  • Temporal variations in geomagnetic field intensity
  • Past changes in cosmogenic nuclides production rate in the atmosphere
  • Modes of rapid climatic variability at low latitudes
  • Past changes in El Niño/Southern Oscillation and monsoon dynamics in the equatorial Pacific
  • Intermediate-depth Pacific water masses movements
  • Holocene and Eemian sea surface temperatures trends
Evaluation of Eemian and Holocene Climate Variability: Synthesis of marine archives with climate modelling
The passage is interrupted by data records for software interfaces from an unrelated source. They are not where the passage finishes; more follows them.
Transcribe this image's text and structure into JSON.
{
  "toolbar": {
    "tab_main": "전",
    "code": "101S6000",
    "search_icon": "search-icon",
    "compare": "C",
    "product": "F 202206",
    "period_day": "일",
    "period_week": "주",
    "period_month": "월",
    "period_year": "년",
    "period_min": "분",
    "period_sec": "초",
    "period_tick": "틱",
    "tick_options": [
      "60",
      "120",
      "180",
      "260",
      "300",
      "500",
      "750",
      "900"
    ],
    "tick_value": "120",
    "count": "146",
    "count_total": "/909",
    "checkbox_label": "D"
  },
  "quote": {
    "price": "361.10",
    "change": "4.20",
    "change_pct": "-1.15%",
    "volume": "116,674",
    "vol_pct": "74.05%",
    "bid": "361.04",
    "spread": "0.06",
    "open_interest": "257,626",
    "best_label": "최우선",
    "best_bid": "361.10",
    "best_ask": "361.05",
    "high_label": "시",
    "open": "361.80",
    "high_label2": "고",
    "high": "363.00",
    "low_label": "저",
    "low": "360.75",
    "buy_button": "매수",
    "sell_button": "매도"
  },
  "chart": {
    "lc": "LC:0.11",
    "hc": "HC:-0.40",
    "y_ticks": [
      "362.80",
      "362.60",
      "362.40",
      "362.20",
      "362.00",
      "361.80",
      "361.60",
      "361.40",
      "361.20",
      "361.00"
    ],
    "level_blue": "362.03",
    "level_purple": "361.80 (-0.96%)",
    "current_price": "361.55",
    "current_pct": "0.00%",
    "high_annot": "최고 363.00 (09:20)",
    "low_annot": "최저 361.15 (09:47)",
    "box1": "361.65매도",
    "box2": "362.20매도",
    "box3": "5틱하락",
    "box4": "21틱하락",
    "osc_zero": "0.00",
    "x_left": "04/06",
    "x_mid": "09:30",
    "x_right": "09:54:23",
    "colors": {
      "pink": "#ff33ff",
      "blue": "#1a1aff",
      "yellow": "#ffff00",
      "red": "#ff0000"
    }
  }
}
The major objective of the project is to investigate the spatio-temporal pattern of temperature changes during the Eemian and Holocene as derived from integrations with a comprehensive global climate model, marine surface ocean temperature and oxygen isotope records as well as from terrestrial archives on a global scale. We will explore the worldwide distribution of existing, reedited, and newly collected marine and terrestrial palaeotemperature data and compare it with results from transient experiments with a state-of-the-art general circulation model used in the assessment of future climate change. The palaeodata collection and the modelling efforts will aim to investigate the regionally very different temporal climate patterns during the middle to late Holocene (the last 6,000 years) and the Eemian (125,000 years before present). Special emphasis is placed on the last 3000 years, striving to complement a former low-resolution study of the Holocene. With advanced statistical analysis of spatial and temporal variability in the palaeodata records and in the model results, natural climate variability modes and their amplitude will be identified in the data and compared with the climate variability tracked down in the model experiments. Pattern analysis will unravel heterogeneity in temperature trends. The extension of the Latest Holocene climate simulations into the next centuries, using scenarios for future greenhouse gas emission, can help to assess future climatic change influenced by natural and anthropogenic “forcing”. The statistical analyses will extract climate phenomena from different proxy time-series and elaborate common variability and teleconnections for the last two interglacial periods. The aim is to unravel the influence of natural forcing factors, like e.g. parameters of the Earth's orbit, on climate variability and regional heterogeneity in climate trends. The variations in the large-scale ocean circulation and feedback mechanisms between thermohaline circulation changes and low-frequency variations of climate will be investigated.

 

Title (original): Variations temporelles des changements hydrologiques dans le zone du Pacifique Est. Approches géochimiques, isotopiques et micropaléontologiques (whole document in french).
 
Title (in English): Temporal variations of hydrological changes in the eastern Pacific. Geochemical, isotopic and micropaleontological approaches (english resume).

 

 

  • Rincón-Martínez D., Lamy F., Contreras S., Leduc G., Bard E., Saukel C., Blanz T., Mackensen A., Tiedemann R. Wetter interglacials in Ecuador during the past 500 kyr and its relation to latitudinal shifts of the Equatorial Front in the eastern tropical Pacific. Paleoceanography, in press.
  • Leduc G., Schneider R., Kim J.-H., Lohmann G., Holocene and Eemian sea surfacer temperature trends as revealed by alkenone and Mg/Ca paleothermometry. Quaternary Science Reviews, in press.
  • Leduc G., Vidal L., Cartapanis O, Bard E., Modes of Eastern Equatorial Pacific thermocline variability: implications for ENSO dynamics over the last glacial period. Paleoceanography, 24, PA3202, doi:10.1029/2008PA001701, 2009.